Your task: Find every line below with the word "Synth" in it, and copy each one.

Data under study:
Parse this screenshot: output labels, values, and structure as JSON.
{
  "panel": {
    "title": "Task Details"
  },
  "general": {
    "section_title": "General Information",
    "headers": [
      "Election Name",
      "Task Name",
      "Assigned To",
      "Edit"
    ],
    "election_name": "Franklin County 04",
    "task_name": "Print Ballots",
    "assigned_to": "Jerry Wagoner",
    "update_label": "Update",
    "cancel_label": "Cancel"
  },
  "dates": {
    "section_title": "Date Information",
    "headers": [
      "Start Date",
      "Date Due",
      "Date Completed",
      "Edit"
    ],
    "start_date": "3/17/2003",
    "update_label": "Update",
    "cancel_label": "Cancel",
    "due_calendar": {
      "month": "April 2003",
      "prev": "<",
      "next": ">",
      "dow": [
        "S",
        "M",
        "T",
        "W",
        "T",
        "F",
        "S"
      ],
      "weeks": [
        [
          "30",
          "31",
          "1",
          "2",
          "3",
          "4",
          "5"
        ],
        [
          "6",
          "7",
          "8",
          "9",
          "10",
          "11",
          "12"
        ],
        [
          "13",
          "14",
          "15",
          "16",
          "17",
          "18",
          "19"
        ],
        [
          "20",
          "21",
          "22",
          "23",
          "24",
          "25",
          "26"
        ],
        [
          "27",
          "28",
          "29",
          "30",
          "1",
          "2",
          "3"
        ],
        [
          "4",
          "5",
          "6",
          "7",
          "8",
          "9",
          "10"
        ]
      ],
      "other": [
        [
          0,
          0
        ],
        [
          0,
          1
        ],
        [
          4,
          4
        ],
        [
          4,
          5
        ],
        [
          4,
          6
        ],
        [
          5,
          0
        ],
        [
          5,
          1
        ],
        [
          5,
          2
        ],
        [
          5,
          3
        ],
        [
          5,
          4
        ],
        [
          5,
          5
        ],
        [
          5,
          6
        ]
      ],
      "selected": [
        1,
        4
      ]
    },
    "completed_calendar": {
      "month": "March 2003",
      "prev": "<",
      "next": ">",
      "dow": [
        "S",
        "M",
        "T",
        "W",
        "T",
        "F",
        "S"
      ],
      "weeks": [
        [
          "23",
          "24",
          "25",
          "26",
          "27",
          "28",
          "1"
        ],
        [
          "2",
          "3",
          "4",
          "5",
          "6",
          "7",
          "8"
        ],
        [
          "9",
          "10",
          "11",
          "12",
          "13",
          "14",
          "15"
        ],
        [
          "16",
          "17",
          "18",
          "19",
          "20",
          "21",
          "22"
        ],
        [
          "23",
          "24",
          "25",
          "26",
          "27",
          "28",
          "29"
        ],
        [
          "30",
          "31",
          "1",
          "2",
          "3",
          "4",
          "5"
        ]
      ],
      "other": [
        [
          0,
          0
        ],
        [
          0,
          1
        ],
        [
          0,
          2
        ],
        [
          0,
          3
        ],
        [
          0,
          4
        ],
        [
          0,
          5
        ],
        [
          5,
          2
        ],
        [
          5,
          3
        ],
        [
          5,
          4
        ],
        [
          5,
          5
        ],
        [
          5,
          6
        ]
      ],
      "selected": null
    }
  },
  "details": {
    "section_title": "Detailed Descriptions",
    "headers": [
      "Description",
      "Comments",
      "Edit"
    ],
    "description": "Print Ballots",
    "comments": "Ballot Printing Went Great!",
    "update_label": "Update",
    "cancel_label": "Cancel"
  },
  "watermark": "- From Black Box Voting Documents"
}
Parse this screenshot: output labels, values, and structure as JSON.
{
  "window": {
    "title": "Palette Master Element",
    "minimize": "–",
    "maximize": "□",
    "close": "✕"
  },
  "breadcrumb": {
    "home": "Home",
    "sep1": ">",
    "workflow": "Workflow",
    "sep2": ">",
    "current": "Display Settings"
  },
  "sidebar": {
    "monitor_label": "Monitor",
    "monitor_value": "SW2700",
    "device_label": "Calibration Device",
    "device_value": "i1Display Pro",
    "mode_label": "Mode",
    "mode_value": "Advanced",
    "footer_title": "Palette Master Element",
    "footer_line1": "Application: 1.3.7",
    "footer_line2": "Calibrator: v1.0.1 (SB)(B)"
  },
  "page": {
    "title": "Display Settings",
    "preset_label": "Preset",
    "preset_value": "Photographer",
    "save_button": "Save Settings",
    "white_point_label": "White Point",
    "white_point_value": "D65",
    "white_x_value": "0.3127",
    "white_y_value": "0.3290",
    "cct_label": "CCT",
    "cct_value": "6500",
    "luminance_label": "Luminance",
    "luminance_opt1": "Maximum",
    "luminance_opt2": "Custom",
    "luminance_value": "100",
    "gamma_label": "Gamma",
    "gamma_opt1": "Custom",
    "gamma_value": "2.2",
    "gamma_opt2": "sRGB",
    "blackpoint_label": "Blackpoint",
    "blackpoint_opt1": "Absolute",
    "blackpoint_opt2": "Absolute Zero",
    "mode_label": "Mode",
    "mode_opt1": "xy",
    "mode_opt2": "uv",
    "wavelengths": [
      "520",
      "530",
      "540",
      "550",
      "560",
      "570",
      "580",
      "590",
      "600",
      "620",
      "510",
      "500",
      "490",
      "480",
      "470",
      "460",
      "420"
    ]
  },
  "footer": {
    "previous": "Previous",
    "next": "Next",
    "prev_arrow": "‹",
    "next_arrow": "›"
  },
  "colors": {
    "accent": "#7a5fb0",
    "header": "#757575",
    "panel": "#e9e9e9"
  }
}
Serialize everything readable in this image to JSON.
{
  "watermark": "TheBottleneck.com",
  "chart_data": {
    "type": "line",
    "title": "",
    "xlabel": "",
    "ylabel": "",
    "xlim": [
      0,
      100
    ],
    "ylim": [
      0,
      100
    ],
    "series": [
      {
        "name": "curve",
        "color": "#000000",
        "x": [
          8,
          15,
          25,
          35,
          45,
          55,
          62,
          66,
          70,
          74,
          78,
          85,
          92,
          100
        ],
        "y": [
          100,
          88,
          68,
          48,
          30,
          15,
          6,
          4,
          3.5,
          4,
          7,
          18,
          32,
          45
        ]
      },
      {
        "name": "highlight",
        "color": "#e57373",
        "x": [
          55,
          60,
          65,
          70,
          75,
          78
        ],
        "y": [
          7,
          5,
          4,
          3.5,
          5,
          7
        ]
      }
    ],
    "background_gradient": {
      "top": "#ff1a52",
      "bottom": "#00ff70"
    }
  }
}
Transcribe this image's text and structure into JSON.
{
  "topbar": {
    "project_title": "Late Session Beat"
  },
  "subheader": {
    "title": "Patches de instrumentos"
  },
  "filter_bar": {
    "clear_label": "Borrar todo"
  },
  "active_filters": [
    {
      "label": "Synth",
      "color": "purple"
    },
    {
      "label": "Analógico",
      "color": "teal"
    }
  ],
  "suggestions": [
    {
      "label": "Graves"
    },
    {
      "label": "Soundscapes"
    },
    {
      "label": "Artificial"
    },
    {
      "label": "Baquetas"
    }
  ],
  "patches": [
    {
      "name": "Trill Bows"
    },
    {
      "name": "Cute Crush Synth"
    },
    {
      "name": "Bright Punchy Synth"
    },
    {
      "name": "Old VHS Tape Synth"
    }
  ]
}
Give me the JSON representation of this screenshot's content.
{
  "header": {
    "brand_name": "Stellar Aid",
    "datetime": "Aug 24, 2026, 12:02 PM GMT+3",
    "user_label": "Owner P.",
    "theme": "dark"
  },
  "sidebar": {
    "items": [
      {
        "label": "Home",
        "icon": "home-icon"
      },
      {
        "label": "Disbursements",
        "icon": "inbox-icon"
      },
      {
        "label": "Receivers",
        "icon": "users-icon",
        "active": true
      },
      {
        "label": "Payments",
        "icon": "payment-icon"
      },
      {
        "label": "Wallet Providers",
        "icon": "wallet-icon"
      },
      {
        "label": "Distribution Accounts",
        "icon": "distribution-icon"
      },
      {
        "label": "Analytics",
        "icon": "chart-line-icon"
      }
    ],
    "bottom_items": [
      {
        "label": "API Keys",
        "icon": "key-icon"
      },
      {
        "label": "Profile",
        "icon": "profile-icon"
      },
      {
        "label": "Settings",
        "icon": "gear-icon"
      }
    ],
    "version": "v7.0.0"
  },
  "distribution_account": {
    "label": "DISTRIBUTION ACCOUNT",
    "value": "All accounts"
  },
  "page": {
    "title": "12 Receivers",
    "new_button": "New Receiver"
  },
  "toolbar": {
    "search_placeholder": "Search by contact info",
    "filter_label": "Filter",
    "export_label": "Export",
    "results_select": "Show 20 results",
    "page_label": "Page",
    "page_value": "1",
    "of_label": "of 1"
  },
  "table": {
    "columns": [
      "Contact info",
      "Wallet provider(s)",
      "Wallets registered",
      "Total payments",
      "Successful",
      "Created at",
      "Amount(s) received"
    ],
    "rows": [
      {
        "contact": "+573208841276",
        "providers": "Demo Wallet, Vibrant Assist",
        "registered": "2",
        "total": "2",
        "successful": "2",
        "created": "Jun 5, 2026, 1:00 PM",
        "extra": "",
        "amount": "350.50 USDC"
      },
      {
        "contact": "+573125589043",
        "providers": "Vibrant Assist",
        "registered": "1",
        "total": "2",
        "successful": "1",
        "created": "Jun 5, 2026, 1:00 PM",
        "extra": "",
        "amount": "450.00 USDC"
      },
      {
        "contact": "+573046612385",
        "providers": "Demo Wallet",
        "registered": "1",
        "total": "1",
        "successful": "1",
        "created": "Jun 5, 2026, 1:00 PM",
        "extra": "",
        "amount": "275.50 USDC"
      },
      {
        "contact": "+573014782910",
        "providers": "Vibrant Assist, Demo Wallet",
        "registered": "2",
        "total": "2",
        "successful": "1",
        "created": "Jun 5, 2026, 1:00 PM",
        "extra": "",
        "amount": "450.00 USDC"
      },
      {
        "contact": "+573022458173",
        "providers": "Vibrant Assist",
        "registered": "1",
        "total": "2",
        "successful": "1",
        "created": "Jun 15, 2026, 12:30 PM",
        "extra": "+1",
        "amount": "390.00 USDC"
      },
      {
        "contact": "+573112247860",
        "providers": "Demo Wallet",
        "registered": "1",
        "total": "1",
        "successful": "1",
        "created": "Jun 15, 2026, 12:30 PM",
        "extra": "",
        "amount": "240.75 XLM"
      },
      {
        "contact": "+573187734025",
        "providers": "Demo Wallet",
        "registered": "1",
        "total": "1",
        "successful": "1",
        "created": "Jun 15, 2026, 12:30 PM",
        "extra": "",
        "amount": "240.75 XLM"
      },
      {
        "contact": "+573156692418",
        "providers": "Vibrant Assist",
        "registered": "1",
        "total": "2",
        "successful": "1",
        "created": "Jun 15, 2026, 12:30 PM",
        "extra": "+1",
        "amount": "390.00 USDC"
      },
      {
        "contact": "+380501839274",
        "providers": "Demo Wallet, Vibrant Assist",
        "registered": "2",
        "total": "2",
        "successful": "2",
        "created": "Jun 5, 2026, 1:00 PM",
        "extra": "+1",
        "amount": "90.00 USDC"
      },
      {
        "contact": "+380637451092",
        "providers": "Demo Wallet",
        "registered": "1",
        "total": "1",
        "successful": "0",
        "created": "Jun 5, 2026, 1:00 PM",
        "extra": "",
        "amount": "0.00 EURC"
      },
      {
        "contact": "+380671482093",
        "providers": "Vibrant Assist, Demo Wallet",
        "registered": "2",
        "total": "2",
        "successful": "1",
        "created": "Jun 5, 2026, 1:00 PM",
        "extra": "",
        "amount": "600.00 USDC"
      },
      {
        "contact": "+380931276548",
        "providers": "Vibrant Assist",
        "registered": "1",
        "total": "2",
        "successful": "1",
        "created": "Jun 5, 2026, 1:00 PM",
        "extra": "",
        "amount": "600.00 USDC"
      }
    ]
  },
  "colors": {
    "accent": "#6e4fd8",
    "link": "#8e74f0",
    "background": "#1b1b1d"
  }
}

Exercise result:
      "label": "Synth",
      "name": "Cute Crush Synth"
      "name": "Bright Punchy Synth"
      "name": "Old VHS Tape Synth"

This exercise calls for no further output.